Adding further risks to South Yemen’s stability, the STC also faces pressure from below. Protests erupted in the Shabwa governorate on August 16, in favor of a unified Yemen while denouncing the STC and opposing the UAE’s recent normalization agreement with Israel. In early August, the Supreme Council of the Revolutionary Movement for the Peaceful Liberation and Independence of the South rejected the Riyadh Agreement, while also criticizing the UAE’s support for the STC. Independent groups like the Southern National Salvation Coalition (SNSC), founded last September in Mahra to counter the UAE-backed faction, have created further opposition for the STC. Should the STC seek to impose itself on the South, more internal southern conflicts could emerge.
A Flawed Agreement
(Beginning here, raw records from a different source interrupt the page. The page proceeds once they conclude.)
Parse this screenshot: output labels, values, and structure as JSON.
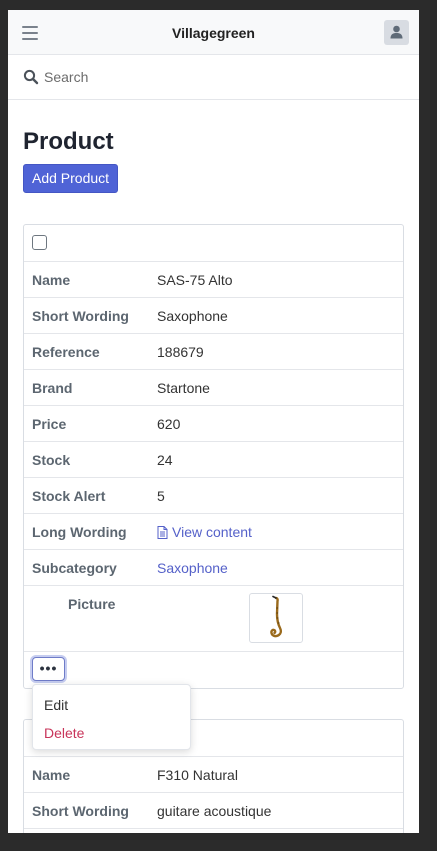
{
  "header": {
    "title": "Villagegreen",
    "menu_icon": "hamburger-icon",
    "user_icon": "user-icon"
  },
  "search": {
    "placeholder": "Search",
    "value": ""
  },
  "page": {
    "title": "Product",
    "add_label": "Add Product"
  },
  "colors": {
    "primary": "#4f63d6",
    "link": "#5561c9",
    "danger": "#c8345a"
  },
  "products": [
    {
      "rows": [
        {
          "label": "Name",
          "value": "SAS-75 Alto"
        },
        {
          "label": "Short Wording",
          "value": "Saxophone"
        },
        {
          "label": "Reference",
          "value": "188679"
        },
        {
          "label": "Brand",
          "value": "Startone"
        },
        {
          "label": "Price",
          "value": "620"
        },
        {
          "label": "Stock",
          "value": "24"
        },
        {
          "label": "Stock Alert",
          "value": "5"
        },
        {
          "label": "Long Wording",
          "value": "View content"
        },
        {
          "label": "Subcategory",
          "value": "Saxophone"
        }
      ],
      "picture_label": "Picture",
      "actions": {
        "more": "•••",
        "edit": "Edit",
        "delete": "Delete"
      }
    },
    {
      "rows": [
        {
          "label": "Name",
          "value": "F310 Natural"
        },
        {
          "label": "Short Wording",
          "value": "guitare acoustique"
        }
      ]
    }
  ]
}
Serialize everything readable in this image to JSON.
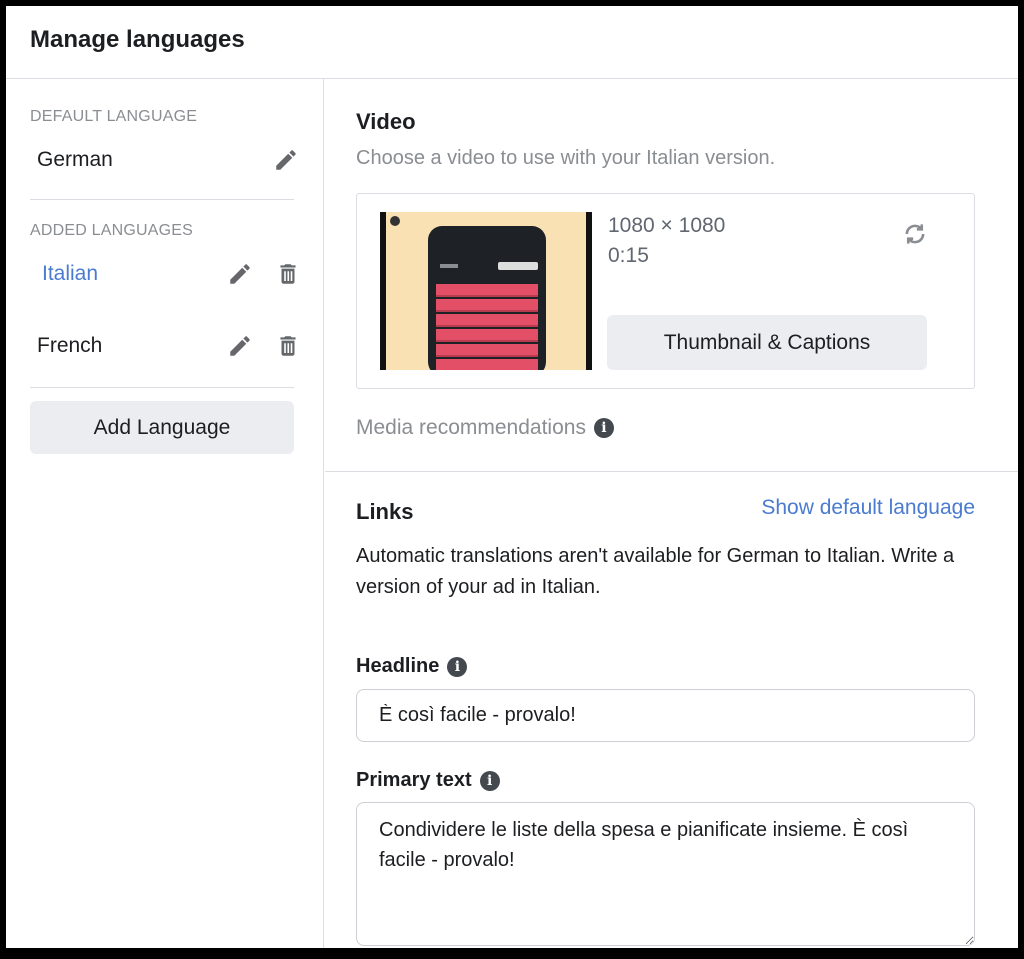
{
  "header": {
    "title": "Manage languages"
  },
  "sidebar": {
    "default_label": "DEFAULT LANGUAGE",
    "default_language": "German",
    "added_label": "ADDED LANGUAGES",
    "languages": [
      {
        "name": "Italian",
        "active": true
      },
      {
        "name": "French",
        "active": false
      }
    ],
    "add_button": "Add Language"
  },
  "video": {
    "title": "Video",
    "subtitle": "Choose a video to use with your Italian version.",
    "dimensions": "1080 × 1080",
    "duration": "0:15",
    "thumbnail_button": "Thumbnail & Captions",
    "media_recommendations": "Media recommendations"
  },
  "links": {
    "title": "Links",
    "show_default": "Show default language",
    "notice": "Automatic translations aren't available for German to Italian. Write a version of your ad in Italian.",
    "headline_label": "Headline",
    "headline_value": "È così facile - provalo!",
    "primary_label": "Primary text",
    "primary_value": "Condividere le liste della spesa e pianificate insieme. È così facile - provalo!"
  },
  "icons": {
    "edit": "pencil-icon",
    "delete": "trash-icon",
    "refresh": "refresh-icon",
    "info": "info-icon"
  },
  "colors": {
    "link": "#4a7bd0",
    "muted": "#8a8d91",
    "button_bg": "#ebedf0",
    "thumb_bg": "#f9e1b3",
    "thumb_accent": "#e24f66"
  }
}
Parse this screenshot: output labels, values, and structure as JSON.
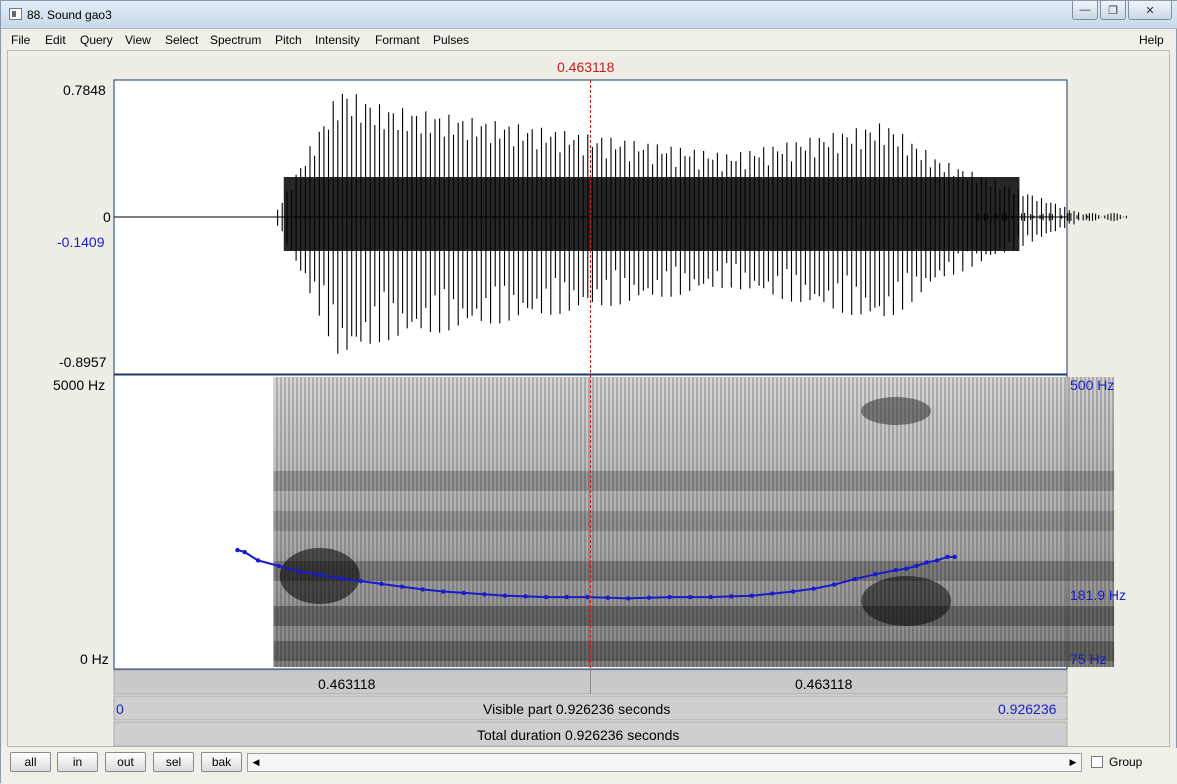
{
  "window": {
    "title": "88. Sound gao3"
  },
  "menu": [
    "File",
    "Edit",
    "Query",
    "View",
    "Select",
    "Spectrum",
    "Pitch",
    "Intensity",
    "Formant",
    "Pulses"
  ],
  "help_label": "Help",
  "cursor": {
    "time_label": "0.463118",
    "time": 0.463118
  },
  "waveform": {
    "max_label": "0.7848",
    "zero_label": "0",
    "min_label": "-0.8957",
    "cursor_value_label": "-0.1409"
  },
  "spectrogram": {
    "max_freq_label": "5000 Hz",
    "min_freq_label": "0 Hz"
  },
  "pitch": {
    "max_label": "500 Hz",
    "min_label": "75 Hz",
    "cursor_label": "181.9 Hz",
    "range_hz": [
      75,
      500
    ],
    "contour": [
      [
        0.12,
        247
      ],
      [
        0.127,
        244
      ],
      [
        0.14,
        232
      ],
      [
        0.16,
        224
      ],
      [
        0.18,
        216
      ],
      [
        0.2,
        211
      ],
      [
        0.22,
        206
      ],
      [
        0.24,
        202
      ],
      [
        0.26,
        198
      ],
      [
        0.28,
        194
      ],
      [
        0.3,
        190
      ],
      [
        0.32,
        187
      ],
      [
        0.34,
        185
      ],
      [
        0.36,
        183
      ],
      [
        0.38,
        181
      ],
      [
        0.4,
        180
      ],
      [
        0.42,
        179
      ],
      [
        0.44,
        179
      ],
      [
        0.46,
        179
      ],
      [
        0.48,
        178
      ],
      [
        0.5,
        177
      ],
      [
        0.52,
        178
      ],
      [
        0.54,
        179
      ],
      [
        0.56,
        179
      ],
      [
        0.58,
        179
      ],
      [
        0.6,
        180
      ],
      [
        0.62,
        181
      ],
      [
        0.64,
        184
      ],
      [
        0.66,
        187
      ],
      [
        0.68,
        191
      ],
      [
        0.7,
        197
      ],
      [
        0.72,
        205
      ],
      [
        0.74,
        212
      ],
      [
        0.76,
        218
      ],
      [
        0.77,
        220
      ],
      [
        0.78,
        224
      ],
      [
        0.79,
        229
      ],
      [
        0.8,
        232
      ],
      [
        0.81,
        237
      ],
      [
        0.817,
        237
      ]
    ]
  },
  "time_axis": {
    "left_segment_label": "0.463118",
    "right_segment_label": "0.463118",
    "start_label": "0",
    "end_label": "0.926236",
    "visible_label": "Visible part 0.926236 seconds",
    "total_label": "Total duration 0.926236 seconds",
    "visible_duration": 0.926236
  },
  "buttons": {
    "all": "all",
    "in": "in",
    "out": "out",
    "sel": "sel",
    "bak": "bak"
  },
  "group_label": "Group",
  "colors": {
    "cursor": "#cc1a1a",
    "pitch": "#1a1acc",
    "axis_label_blue": "#1a1acc"
  }
}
Asides from some words of support from U.S., UK, UN, and EU ministers on the supposed advancement of the Riyadh Agreement, there has been limited international commitment to boost peace efforts. International powers also pay little to no attention to Saudi Arabia and the UAE’s diverging roles in Yemen, which could jeopardize the success of any potential peace deal.
Even if the deal were upheld, these fractures and diverging interests within a unity government could hinder post-war Yemen’s reconstruction, along with its abilities to provide stability and services for impoverished Yemenis, which stands as yet another roadblock in alleviating the country’s intense humanitarian crisis.
In the long term, however, there is a dangerous cocktail for further instability across the South. If the STC pulled out of the agreement and its Emirati backing continued, violence would erupt, and peace efforts would be back to square one. Therefore, international powers should reign in both Saudi Arabia and the UAE, as well as supporting a new framework for a more stable peace initiative which represents a wider range of Yemenis, rather than one that simply serves the interests of Riyadh and Abu Dhabi.
Jonathan Fenton-Harvey is a researcher and journalist focusing on geopolitics and humanitarian issues in the Middle East and North Africa, particularly related to the Gulf. He has worked with Al Sharq Forum, The New Arab, Middle East Eye, Al-Monitor, Carnegie Endowment’s Sada Journal, and many other outlets.
The views and opinions expressed in this article are those of the authors and do not necessarily reflect the views of Gulf International Forum.